Start of PROVIDED ENTRIES

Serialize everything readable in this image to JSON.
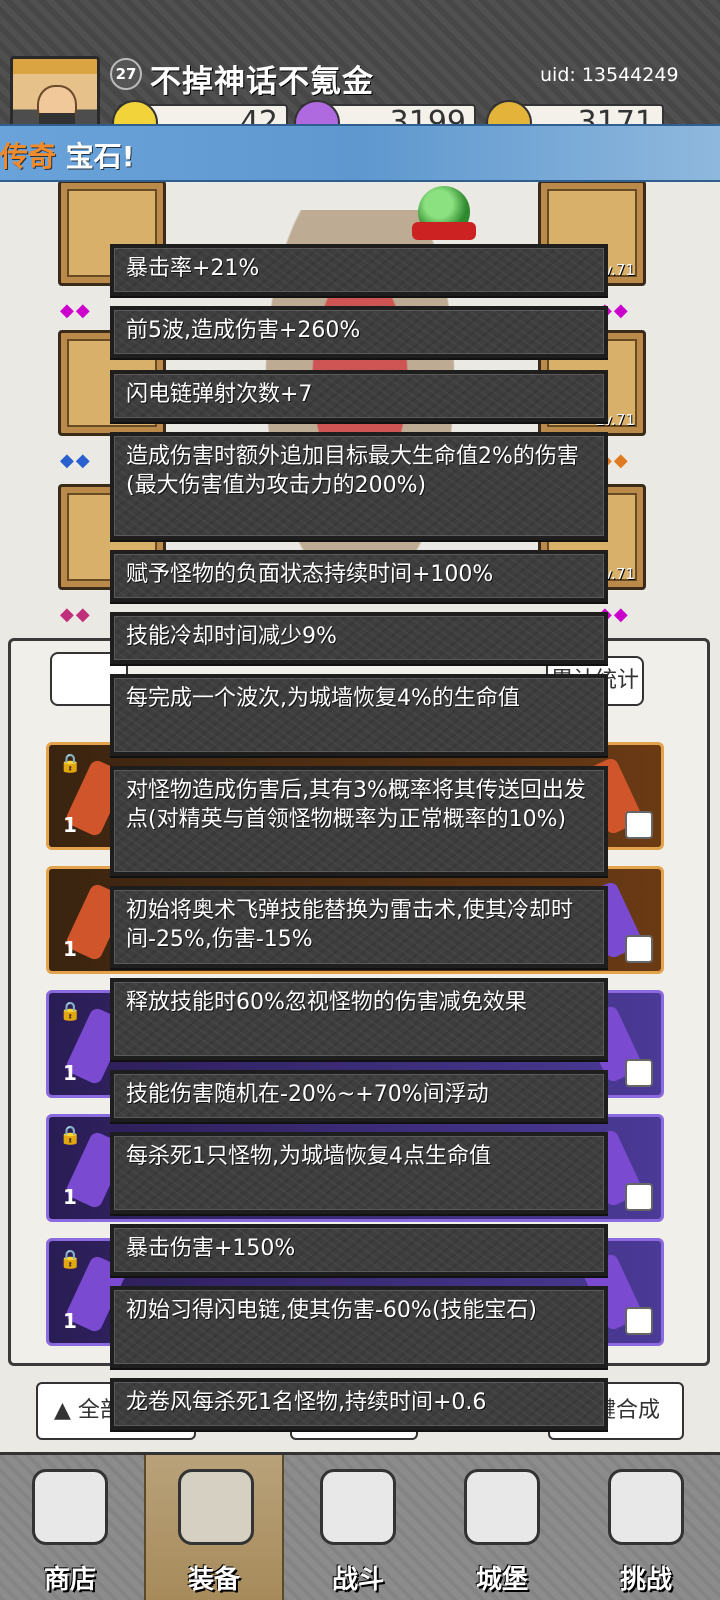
{
  "player": {
    "level": "27",
    "name": "不掉神话不氪金",
    "uid": "uid: 13544249"
  },
  "currencies": [
    {
      "name": "gold-bar",
      "value": "42",
      "color": "#f2d43a"
    },
    {
      "name": "gem",
      "value": "3199",
      "color": "#b06ae0"
    },
    {
      "name": "coin",
      "value": "3171",
      "color": "#e3b33a"
    }
  ],
  "banner": {
    "prefix": "传奇",
    "text": " 宝石!"
  },
  "equip_slots": [
    {
      "level": "Lv.71"
    },
    {
      "level": "Lv.71"
    },
    {
      "level": "Lv.71"
    }
  ],
  "inventory": {
    "stats_button": "累计统计",
    "rows": [
      {
        "count": "1",
        "tier": "orange"
      },
      {
        "count": "1",
        "tier": "orange"
      },
      {
        "count": "1",
        "tier": "purple"
      },
      {
        "count": "1",
        "tier": "purple"
      },
      {
        "count": "1",
        "tier": "purple"
      }
    ]
  },
  "bottom_buttons": {
    "filter": "全部",
    "merge": "一键合成"
  },
  "tooltips": [
    "暴击率+21%",
    "前5波,造成伤害+260%",
    "闪电链弹射次数+7",
    "造成伤害时额外追加目标最大生命值2%的伤害(最大伤害值为攻击力的200%)",
    "赋予怪物的负面状态持续时间+100%",
    "技能冷却时间减少9%",
    "每完成一个波次,为城墙恢复4%的生命值",
    "对怪物造成伤害后,其有3%概率将其传送回出发点(对精英与首领怪物概率为正常概率的10%)",
    "初始将奥术飞弹技能替换为雷击术,使其冷却时间-25%,伤害-15%",
    "释放技能时60%忽视怪物的伤害减免效果",
    "技能伤害随机在-20%~+70%间浮动",
    "每杀死1只怪物,为城墙恢复4点生命值",
    "暴击伤害+150%",
    "初始习得闪电链,使其伤害-60%(技能宝石)",
    "龙卷风每杀死1名怪物,持续时间+0.6"
  ],
  "nav": [
    {
      "label": "商店",
      "icon": "shop-icon"
    },
    {
      "label": "装备",
      "icon": "equipment-bag-icon",
      "active": true
    },
    {
      "label": "战斗",
      "icon": "crossed-swords-icon"
    },
    {
      "label": "城堡",
      "icon": "castle-icon"
    },
    {
      "label": "挑战",
      "icon": "challenge-shield-icon"
    }
  ]
}
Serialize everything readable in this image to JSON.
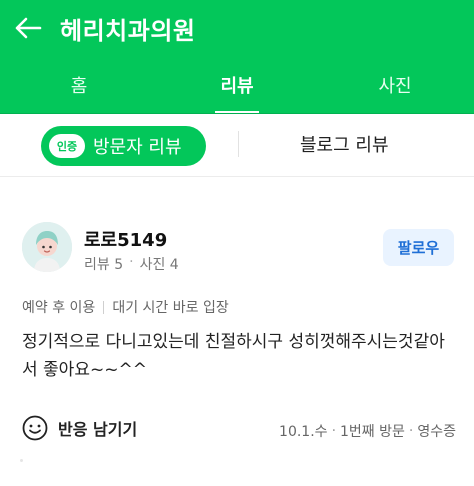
{
  "header": {
    "title": "헤리치과의원"
  },
  "tabs": [
    {
      "label": "홈",
      "active": false
    },
    {
      "label": "리뷰",
      "active": true
    },
    {
      "label": "사진",
      "active": false
    }
  ],
  "subtabs": {
    "verified_badge": "인증",
    "visitor_review": "방문자 리뷰",
    "blog_review": "블로그 리뷰"
  },
  "review": {
    "nickname": "로로5149",
    "review_count": "리뷰 5",
    "photo_count": "사진 4",
    "follow_label": "팔로우",
    "tags": [
      "예약 후 이용",
      "대기 시간 바로 입장"
    ],
    "text": "정기적으로 다니고있는데 친절하시구 성히껏해주시는것같아서 좋아요~~^^",
    "reaction_label": "반응 남기기",
    "visit_date": "10.1.수",
    "visit_count": "1번째 방문",
    "receipt": "영수증"
  },
  "colors": {
    "brand_green": "#03c75a",
    "follow_blue": "#1f6fd6",
    "follow_bg": "#e9f3ff"
  },
  "icons": {
    "back": "arrow-left-icon",
    "reaction": "smile-icon",
    "avatar": "avatar-illustration"
  }
}
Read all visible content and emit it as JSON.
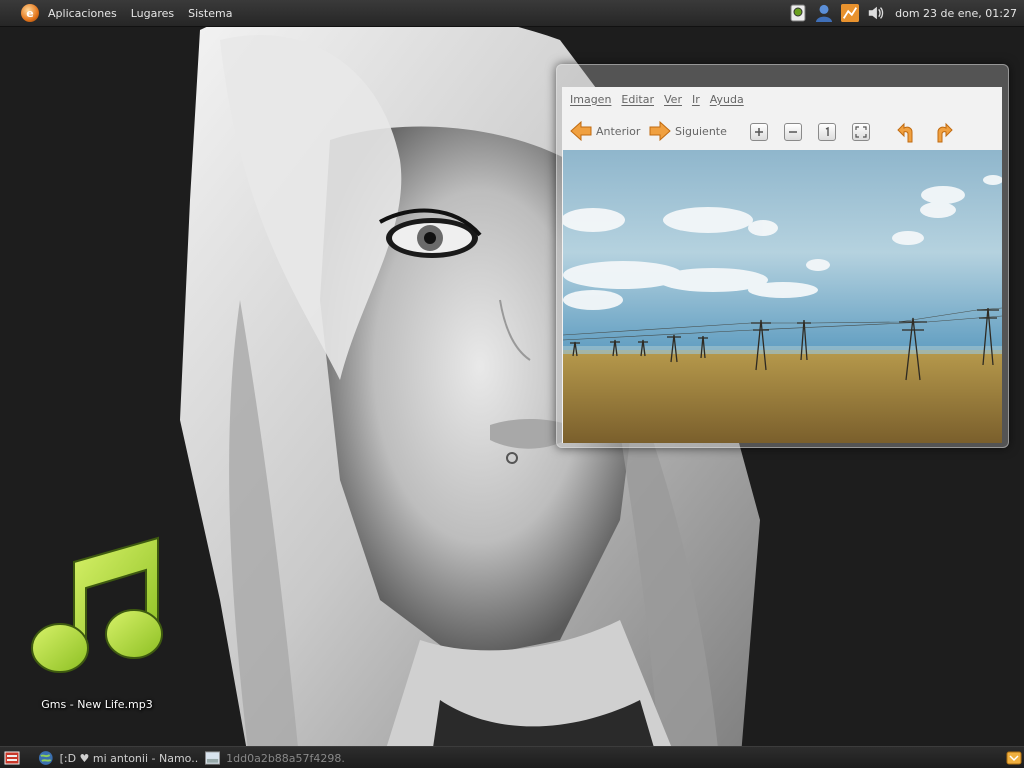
{
  "top_panel": {
    "menus": [
      {
        "label": "Aplicaciones"
      },
      {
        "label": "Lugares"
      },
      {
        "label": "Sistema"
      }
    ],
    "logo_icon": "distro-logo-icon",
    "tray_icons": [
      "monitor-icon",
      "user-icon",
      "network-icon",
      "volume-icon"
    ],
    "clock": "dom 23 de ene, 01:27"
  },
  "viewer": {
    "menu": [
      {
        "label": "Imagen"
      },
      {
        "label": "Editar"
      },
      {
        "label": "Ver"
      },
      {
        "label": "Ir"
      },
      {
        "label": "Ayuda"
      }
    ],
    "toolbar": {
      "prev_label": "Anterior",
      "next_label": "Siguiente",
      "zoom_in_icon": "zoom-in-icon",
      "zoom_out_icon": "zoom-out-icon",
      "zoom_normal_icon": "zoom-normal-icon",
      "zoom_fit_icon": "zoom-fit-icon",
      "rotate_left_icon": "rotate-left-icon",
      "rotate_right_icon": "rotate-right-icon"
    },
    "accent_color": "#e8922e"
  },
  "desktop": {
    "icons": [
      {
        "label": "Gms - New Life.mp3",
        "icon": "music-note-icon"
      }
    ]
  },
  "bottom_panel": {
    "tasks": [
      {
        "label": "[:D ♥ mi antonii - Namo...",
        "icon": "globe-icon"
      },
      {
        "label": "1dd0a2b88a57f4298...",
        "icon": "image-icon"
      }
    ]
  }
}
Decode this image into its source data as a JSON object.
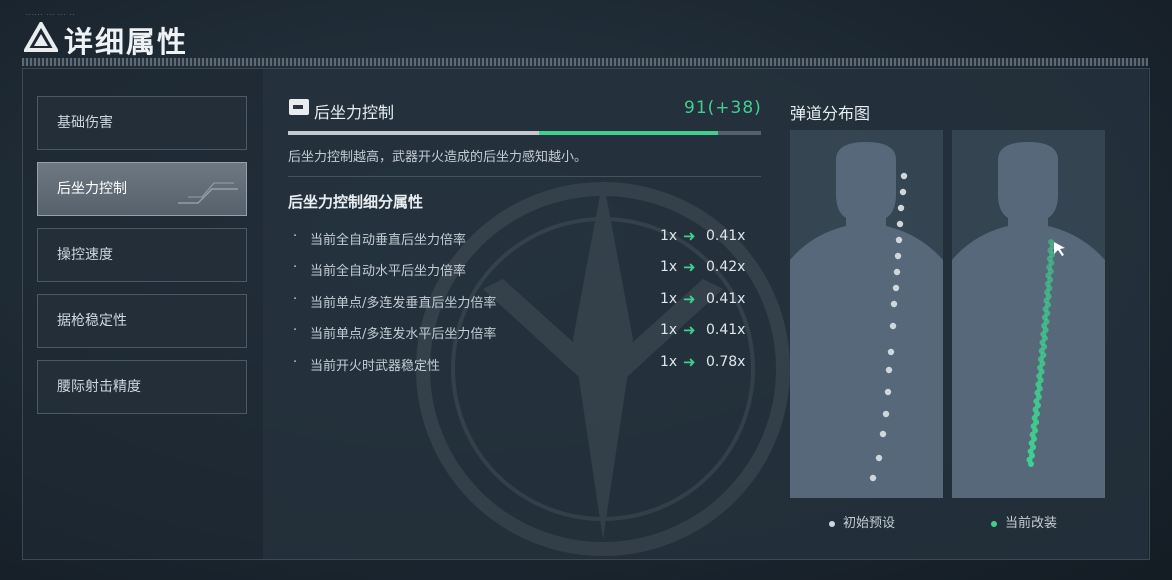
{
  "header": {
    "tiny_text": "...... ... ... ..",
    "title": "详细属性"
  },
  "sidebar": {
    "items": [
      {
        "label": "基础伤害",
        "active": false
      },
      {
        "label": "后坐力控制",
        "active": true
      },
      {
        "label": "操控速度",
        "active": false
      },
      {
        "label": "据枪稳定性",
        "active": false
      },
      {
        "label": "腰际射击精度",
        "active": false
      }
    ]
  },
  "detail": {
    "icon": "rifle-icon",
    "title": "后坐力控制",
    "score": "91(+38)",
    "base_value": 53,
    "bonus_value": 38,
    "description": "后坐力控制越高，武器开火造成的后坐力感知越小。",
    "subtitle": "后坐力控制细分属性",
    "arrow": "➜",
    "stats": [
      {
        "label": "当前全自动垂直后坐力倍率",
        "from": "1x",
        "to": "0.41x"
      },
      {
        "label": "当前全自动水平后坐力倍率",
        "from": "1x",
        "to": "0.42x"
      },
      {
        "label": "当前单点/多连发垂直后坐力倍率",
        "from": "1x",
        "to": "0.41x"
      },
      {
        "label": "当前单点/多连发水平后坐力倍率",
        "from": "1x",
        "to": "0.41x"
      },
      {
        "label": "当前开火时武器稳定性",
        "from": "1x",
        "to": "0.78x"
      }
    ]
  },
  "ballistics": {
    "title": "弹道分布图",
    "legend_initial": "初始预设",
    "legend_current": "当前改装"
  },
  "colors": {
    "accent": "#3fd08f",
    "initial_dot": "#cfd6dc",
    "current_dot": "#3fd08f"
  }
}
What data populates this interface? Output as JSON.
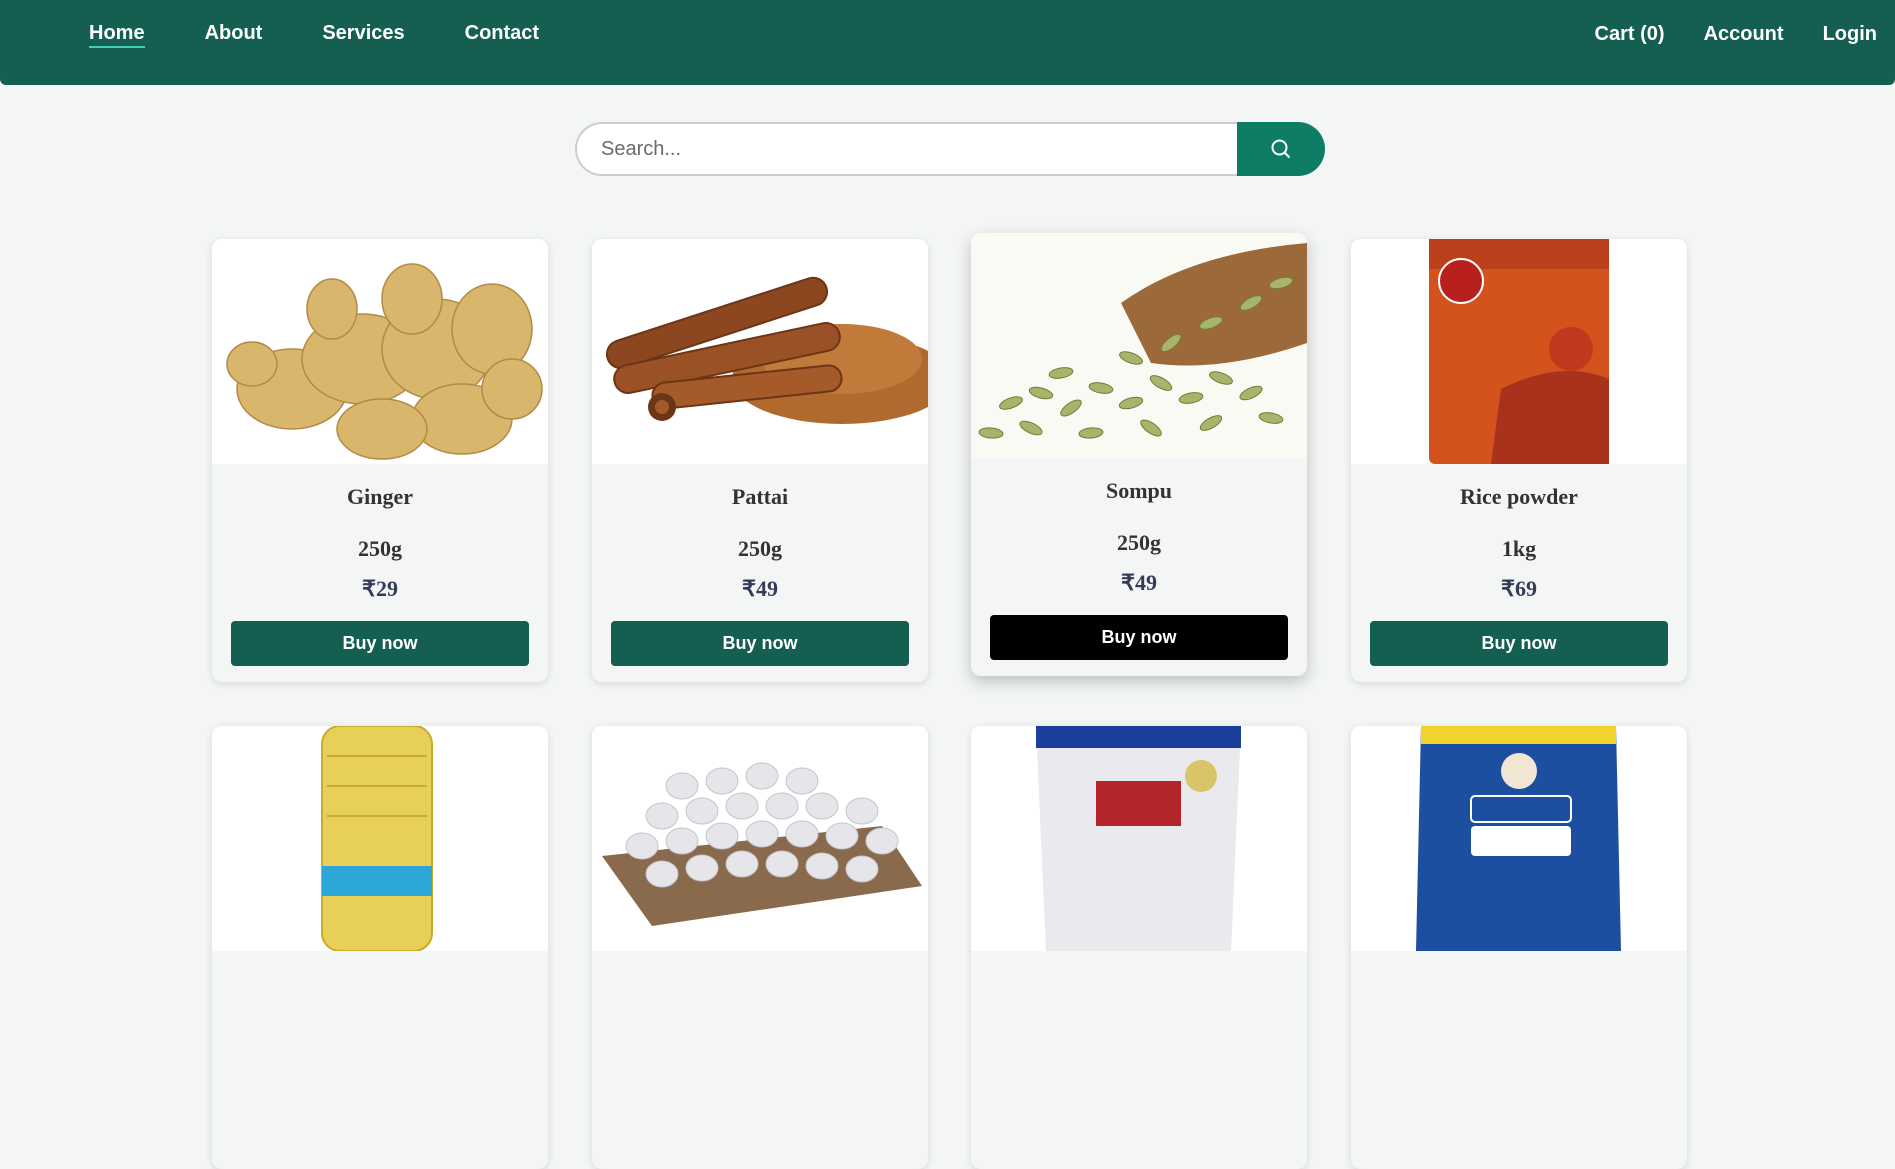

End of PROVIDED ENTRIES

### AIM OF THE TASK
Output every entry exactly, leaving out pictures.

### THE COMPLETED TASK
Serialize everything readable in this image to JSON.
{
  "player": {
    "level": "27",
    "name": "不掉神话不氪金",
    "uid": "uid: 13544249"
  },
  "currencies": [
    {
      "name": "gold-bar",
      "value": "42",
      "color": "#f2d43a"
    },
    {
      "name": "gem",
      "value": "3199",
      "color": "#b06ae0"
    },
    {
      "name": "coin",
      "value": "3171",
      "color": "#e3b33a"
    }
  ],
  "banner": {
    "prefix": "传奇",
    "text": " 宝石!"
  },
  "equip_slots": [
    {
      "level": "Lv.71"
    },
    {
      "level": "Lv.71"
    },
    {
      "level": "Lv.71"
    }
  ],
  "inventory": {
    "stats_button": "累计统计",
    "rows": [
      {
        "count": "1",
        "tier": "orange"
      },
      {
        "count": "1",
        "tier": "orange"
      },
      {
        "count": "1",
        "tier": "purple"
      },
      {
        "count": "1",
        "tier": "purple"
      },
      {
        "count": "1",
        "tier": "purple"
      }
    ]
  },
  "bottom_buttons": {
    "filter": "全部",
    "merge": "一键合成"
  },
  "tooltips": [
    "暴击率+21%",
    "前5波,造成伤害+260%",
    "闪电链弹射次数+7",
    "造成伤害时额外追加目标最大生命值2%的伤害(最大伤害值为攻击力的200%)",
    "赋予怪物的负面状态持续时间+100%",
    "技能冷却时间减少9%",
    "每完成一个波次,为城墙恢复4%的生命值",
    "对怪物造成伤害后,其有3%概率将其传送回出发点(对精英与首领怪物概率为正常概率的10%)",
    "初始将奥术飞弹技能替换为雷击术,使其冷却时间-25%,伤害-15%",
    "释放技能时60%忽视怪物的伤害减免效果",
    "技能伤害随机在-20%~+70%间浮动",
    "每杀死1只怪物,为城墙恢复4点生命值",
    "暴击伤害+150%",
    "初始习得闪电链,使其伤害-60%(技能宝石)",
    "龙卷风每杀死1名怪物,持续时间+0.6"
  ],
  "nav": [
    {
      "label": "商店",
      "icon": "shop-icon"
    },
    {
      "label": "装备",
      "icon": "equipment-bag-icon",
      "active": true
    },
    {
      "label": "战斗",
      "icon": "crossed-swords-icon"
    },
    {
      "label": "城堡",
      "icon": "castle-icon"
    },
    {
      "label": "挑战",
      "icon": "challenge-shield-icon"
    }
  ]
}
Serialize everything readable in this image to JSON.
{
  "header": {
    "title": "헤리치과의원"
  },
  "tabs": [
    {
      "label": "홈",
      "active": false
    },
    {
      "label": "리뷰",
      "active": true
    },
    {
      "label": "사진",
      "active": false
    }
  ],
  "subtabs": {
    "verified_badge": "인증",
    "visitor_review": "방문자 리뷰",
    "blog_review": "블로그 리뷰"
  },
  "review": {
    "nickname": "로로5149",
    "review_count": "리뷰 5",
    "photo_count": "사진 4",
    "follow_label": "팔로우",
    "tags": [
      "예약 후 이용",
      "대기 시간 바로 입장"
    ],
    "text": "정기적으로 다니고있는데 친절하시구 성히껏해주시는것같아서 좋아요~~^^",
    "reaction_label": "반응 남기기",
    "visit_date": "10.1.수",
    "visit_count": "1번째 방문",
    "receipt": "영수증"
  },
  "colors": {
    "brand_green": "#03c75a",
    "follow_blue": "#1f6fd6",
    "follow_bg": "#e9f3ff"
  },
  "icons": {
    "back": "arrow-left-icon",
    "reaction": "smile-icon",
    "avatar": "avatar-illustration"
  }
}
Read all visible content and emit it as JSON.
{
  "top_panel": {
    "menus": [
      {
        "label": "Aplicaciones"
      },
      {
        "label": "Lugares"
      },
      {
        "label": "Sistema"
      }
    ],
    "logo_icon": "distro-logo-icon",
    "tray_icons": [
      "monitor-icon",
      "user-icon",
      "network-icon",
      "volume-icon"
    ],
    "clock": "dom 23 de ene, 01:27"
  },
  "viewer": {
    "menu": [
      {
        "label": "Imagen"
      },
      {
        "label": "Editar"
      },
      {
        "label": "Ver"
      },
      {
        "label": "Ir"
      },
      {
        "label": "Ayuda"
      }
    ],
    "toolbar": {
      "prev_label": "Anterior",
      "next_label": "Siguiente",
      "zoom_in_icon": "zoom-in-icon",
      "zoom_out_icon": "zoom-out-icon",
      "zoom_normal_icon": "zoom-normal-icon",
      "zoom_fit_icon": "zoom-fit-icon",
      "rotate_left_icon": "rotate-left-icon",
      "rotate_right_icon": "rotate-right-icon"
    },
    "accent_color": "#e8922e"
  },
  "desktop": {
    "icons": [
      {
        "label": "Gms - New Life.mp3",
        "icon": "music-note-icon"
      }
    ]
  },
  "bottom_panel": {
    "tasks": [
      {
        "label": "[:D ♥ mi antonii - Namo...",
        "icon": "globe-icon"
      },
      {
        "label": "1dd0a2b88a57f4298...",
        "icon": "image-icon"
      }
    ]
  }
}
Decode this image into its source data as a JSON object.
{
  "header": {
    "tiny_text": "...... ... ... ..",
    "title": "详细属性"
  },
  "sidebar": {
    "items": [
      {
        "label": "基础伤害",
        "active": false
      },
      {
        "label": "后坐力控制",
        "active": true
      },
      {
        "label": "操控速度",
        "active": false
      },
      {
        "label": "据枪稳定性",
        "active": false
      },
      {
        "label": "腰际射击精度",
        "active": false
      }
    ]
  },
  "detail": {
    "icon": "rifle-icon",
    "title": "后坐力控制",
    "score": "91(+38)",
    "base_value": 53,
    "bonus_value": 38,
    "description": "后坐力控制越高，武器开火造成的后坐力感知越小。",
    "subtitle": "后坐力控制细分属性",
    "arrow": "➜",
    "stats": [
      {
        "label": "当前全自动垂直后坐力倍率",
        "from": "1x",
        "to": "0.41x"
      },
      {
        "label": "当前全自动水平后坐力倍率",
        "from": "1x",
        "to": "0.42x"
      },
      {
        "label": "当前单点/多连发垂直后坐力倍率",
        "from": "1x",
        "to": "0.41x"
      },
      {
        "label": "当前单点/多连发水平后坐力倍率",
        "from": "1x",
        "to": "0.41x"
      },
      {
        "label": "当前开火时武器稳定性",
        "from": "1x",
        "to": "0.78x"
      }
    ]
  },
  "ballistics": {
    "title": "弹道分布图",
    "legend_initial": "初始预设",
    "legend_current": "当前改装"
  },
  "colors": {
    "accent": "#3fd08f",
    "initial_dot": "#cfd6dc",
    "current_dot": "#3fd08f"
  }
}
What data populates this interface? Output as JSON.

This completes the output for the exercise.